Let your team access departmental inboxes

Give all team members access to their department’s general email (e.g., accounting@, marketing@, and similar)

Build a common processes

If an email addresses or is assigned to a specific team member, that person needs to take point on the response; anyone cc’d or on the general email needs to review the original email.

Give team members unique login credentials

Each team member should have their own unique login, too, so managers can know at a glance who has read or replied to a shared email. Having multiple people logging into department inboxes with the same credentials is a recipe for messy, suboptimal communication with your customers.

A shared inbox also means that the entire team knows what’s coming in and what the team is handling—while also making sure that there aren’t duplicate replies or emails the just seem to disappear without a response from your company.

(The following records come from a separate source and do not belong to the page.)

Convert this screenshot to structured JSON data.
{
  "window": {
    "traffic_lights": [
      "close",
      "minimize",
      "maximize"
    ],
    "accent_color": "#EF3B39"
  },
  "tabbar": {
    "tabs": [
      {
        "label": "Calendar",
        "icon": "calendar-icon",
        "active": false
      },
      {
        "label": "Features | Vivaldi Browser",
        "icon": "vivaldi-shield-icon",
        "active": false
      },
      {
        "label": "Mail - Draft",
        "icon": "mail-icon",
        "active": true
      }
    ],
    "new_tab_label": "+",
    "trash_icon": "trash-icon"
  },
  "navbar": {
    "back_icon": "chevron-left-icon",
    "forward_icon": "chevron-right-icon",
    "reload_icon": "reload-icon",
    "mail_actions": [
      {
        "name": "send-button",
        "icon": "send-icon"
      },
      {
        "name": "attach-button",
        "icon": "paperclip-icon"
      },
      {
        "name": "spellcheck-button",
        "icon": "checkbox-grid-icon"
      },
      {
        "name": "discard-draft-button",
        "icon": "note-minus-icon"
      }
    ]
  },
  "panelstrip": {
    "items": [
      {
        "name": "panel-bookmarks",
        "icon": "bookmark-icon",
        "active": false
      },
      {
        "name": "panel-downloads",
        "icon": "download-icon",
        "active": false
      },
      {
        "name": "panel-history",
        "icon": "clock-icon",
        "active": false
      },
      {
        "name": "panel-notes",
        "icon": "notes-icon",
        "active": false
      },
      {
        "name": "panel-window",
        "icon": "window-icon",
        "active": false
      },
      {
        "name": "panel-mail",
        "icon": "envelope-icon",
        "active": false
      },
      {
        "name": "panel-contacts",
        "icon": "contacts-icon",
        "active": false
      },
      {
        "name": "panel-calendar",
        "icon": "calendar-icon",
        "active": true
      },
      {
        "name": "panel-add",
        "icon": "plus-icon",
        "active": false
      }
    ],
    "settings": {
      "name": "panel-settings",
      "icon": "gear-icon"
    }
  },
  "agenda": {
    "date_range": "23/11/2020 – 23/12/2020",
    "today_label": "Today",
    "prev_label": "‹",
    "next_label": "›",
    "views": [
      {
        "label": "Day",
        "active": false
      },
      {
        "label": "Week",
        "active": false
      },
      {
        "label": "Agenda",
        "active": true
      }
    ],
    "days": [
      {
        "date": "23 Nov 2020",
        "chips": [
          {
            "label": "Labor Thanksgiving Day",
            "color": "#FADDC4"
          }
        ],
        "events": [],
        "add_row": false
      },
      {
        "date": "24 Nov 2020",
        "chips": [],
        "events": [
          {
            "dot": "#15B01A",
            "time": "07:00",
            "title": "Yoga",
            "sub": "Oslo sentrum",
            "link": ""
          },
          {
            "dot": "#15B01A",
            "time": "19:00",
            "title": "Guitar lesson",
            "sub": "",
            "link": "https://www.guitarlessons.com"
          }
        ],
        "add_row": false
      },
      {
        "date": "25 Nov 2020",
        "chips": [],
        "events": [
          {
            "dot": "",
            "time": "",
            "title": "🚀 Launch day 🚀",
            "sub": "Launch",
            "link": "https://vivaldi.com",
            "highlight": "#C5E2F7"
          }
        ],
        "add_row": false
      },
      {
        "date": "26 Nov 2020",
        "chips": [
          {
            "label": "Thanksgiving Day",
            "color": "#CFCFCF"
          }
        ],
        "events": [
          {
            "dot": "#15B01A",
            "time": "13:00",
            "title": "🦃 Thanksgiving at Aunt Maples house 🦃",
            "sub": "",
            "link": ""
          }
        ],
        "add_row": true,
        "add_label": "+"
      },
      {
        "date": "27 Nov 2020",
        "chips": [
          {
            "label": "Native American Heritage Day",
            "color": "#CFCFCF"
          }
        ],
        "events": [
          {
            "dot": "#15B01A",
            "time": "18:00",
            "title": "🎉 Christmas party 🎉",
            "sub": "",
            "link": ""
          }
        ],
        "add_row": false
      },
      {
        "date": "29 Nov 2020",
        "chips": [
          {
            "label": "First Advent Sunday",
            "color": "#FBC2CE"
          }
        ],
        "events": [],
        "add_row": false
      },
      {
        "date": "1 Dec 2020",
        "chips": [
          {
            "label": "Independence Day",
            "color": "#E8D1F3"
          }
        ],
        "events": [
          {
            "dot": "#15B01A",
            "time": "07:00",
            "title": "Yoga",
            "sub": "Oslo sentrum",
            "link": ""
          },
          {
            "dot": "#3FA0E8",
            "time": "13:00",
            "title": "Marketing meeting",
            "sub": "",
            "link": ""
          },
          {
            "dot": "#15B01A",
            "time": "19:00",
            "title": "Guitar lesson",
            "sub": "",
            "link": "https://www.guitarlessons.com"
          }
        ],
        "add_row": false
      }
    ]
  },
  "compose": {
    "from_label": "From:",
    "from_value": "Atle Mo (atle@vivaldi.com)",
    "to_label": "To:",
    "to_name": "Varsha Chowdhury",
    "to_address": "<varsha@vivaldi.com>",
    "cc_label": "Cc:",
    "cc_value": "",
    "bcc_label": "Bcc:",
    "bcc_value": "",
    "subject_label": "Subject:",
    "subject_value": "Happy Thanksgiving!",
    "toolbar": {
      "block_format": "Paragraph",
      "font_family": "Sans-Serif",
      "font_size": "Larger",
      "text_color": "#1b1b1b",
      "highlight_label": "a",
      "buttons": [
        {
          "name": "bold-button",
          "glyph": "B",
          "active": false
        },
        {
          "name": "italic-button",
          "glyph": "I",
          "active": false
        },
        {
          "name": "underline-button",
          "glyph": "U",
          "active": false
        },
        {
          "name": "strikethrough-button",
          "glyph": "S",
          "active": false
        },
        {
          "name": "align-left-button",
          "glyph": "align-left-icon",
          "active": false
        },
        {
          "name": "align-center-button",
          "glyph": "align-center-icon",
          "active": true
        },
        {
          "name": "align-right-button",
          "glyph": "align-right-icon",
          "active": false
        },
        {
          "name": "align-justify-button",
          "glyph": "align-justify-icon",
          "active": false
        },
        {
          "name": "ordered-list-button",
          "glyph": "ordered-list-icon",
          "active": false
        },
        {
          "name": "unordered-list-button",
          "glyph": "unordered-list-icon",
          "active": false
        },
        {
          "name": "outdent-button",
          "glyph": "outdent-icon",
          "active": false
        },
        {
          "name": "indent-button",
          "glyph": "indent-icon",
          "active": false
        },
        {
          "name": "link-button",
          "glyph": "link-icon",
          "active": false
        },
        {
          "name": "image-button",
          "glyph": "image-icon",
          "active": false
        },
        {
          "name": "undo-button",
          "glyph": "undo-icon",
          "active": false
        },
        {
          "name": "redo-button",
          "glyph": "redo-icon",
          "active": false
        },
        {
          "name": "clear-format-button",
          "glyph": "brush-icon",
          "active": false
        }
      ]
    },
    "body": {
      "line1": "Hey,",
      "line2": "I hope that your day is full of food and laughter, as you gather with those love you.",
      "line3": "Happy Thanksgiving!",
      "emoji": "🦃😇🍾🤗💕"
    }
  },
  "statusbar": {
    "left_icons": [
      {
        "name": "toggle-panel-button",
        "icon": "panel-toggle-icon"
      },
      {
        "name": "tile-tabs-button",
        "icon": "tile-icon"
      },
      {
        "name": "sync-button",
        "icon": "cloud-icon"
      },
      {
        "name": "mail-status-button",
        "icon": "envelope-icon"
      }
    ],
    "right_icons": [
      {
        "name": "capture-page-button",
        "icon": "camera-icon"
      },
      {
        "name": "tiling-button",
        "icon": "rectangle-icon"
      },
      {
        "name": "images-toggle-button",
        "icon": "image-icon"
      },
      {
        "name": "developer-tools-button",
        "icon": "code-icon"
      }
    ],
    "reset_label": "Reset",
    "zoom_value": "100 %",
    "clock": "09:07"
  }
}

Route all your business email accounts to one place

No matter how many email addresses you are responsible for, efficient sign-ins are needed. If you only deal with a couple of accounts, that may not be a big deal, but constantly switching between multiple accounts can be a demotivating productivity sapper.

“The biggest task is managing the two email accounts,” says Barry. His duties require him to manage two email accounts, which he prioritizes based on email volume. “One I access on my phone, and that reaches me immediately. The other address, I only check on my laptop.”

Beyond one or two email addresses, switching accounts can become unwieldy. Instead of constant account switching, look into options for helping your team manage all their company email accounts from one central location. Having all your email accounts in one place can help you seamlessly and quickly review each account, reply to emails, and manage, archive, and delete. Email accounts in one place can be more effective and efficient for you and your entire team.

Make your own emails more likely to be seen and read

When you’ve figured out the best way to manage your company’s inflow of emails, take a look at the level of quality of the responses you and your team are sending. If your emails are clear and easily understood (and stick to consistent messaging across your team), they’re more likely to be read. After all, writing a solid email the first time can decrease the odds that you have to have spend time writing back and forth to clear things up.

“My belief is that if you can help people filter emails with how you write emails,” says Barry, “your email can be more effective and be more likely to be seen and read. All of us get so much email, so every email I write I put ‘ABAE’ in the subject line. It helps people filter things.”

Here are some tips to help you and your team’s emails hit their target:

1. Use a keyword in the subject line, such as an event or project name: “April Business After-Hours—Catering Options”

2. Keep subject lines concise: “Agenda for our Tuesday conference call”

3. Make your main point or request in the first paragraph, along with any social proof such as a word-of-mouth referral or shared acquaintance: “Kate Boss mentioned to me that you were looking for a new email management tool. Below are a couple of details about one I work with. If it looks like it could meet your needs, let me know when you’d like to discuss more in-depth or arrange a free trial.”

4. Aim to keep responses around five sentences. It can be challenging—but that focus can result in clearer, more effective emails, plus less work for both you and the person you’re emailing. Want a bigger challenge? Consider treating email replies like text messages—and keep them to two sentences.

5. Don’t forget to communicate like a human, not an email robot. There are some simple strategies for warming up your email messages that can help without sacrificing productivity.

The more you and your team can keep on top of emails, the more productive you can be—and the more motivated you can feel.

After all, no one wants to feel like they’re chained to their inbox. With these tips, you won’t have to be—and you won’t have to worry about important emails slipping through the cracks.

Posted in Email

Anthony St. Clair

Anthony St. Clair

Anthony St. Clair is a business copywriter, author of the Rucksack Universe travel fantasy series, and a craft beer writer specializing in Oregon. Learn more at anthonystclair.com.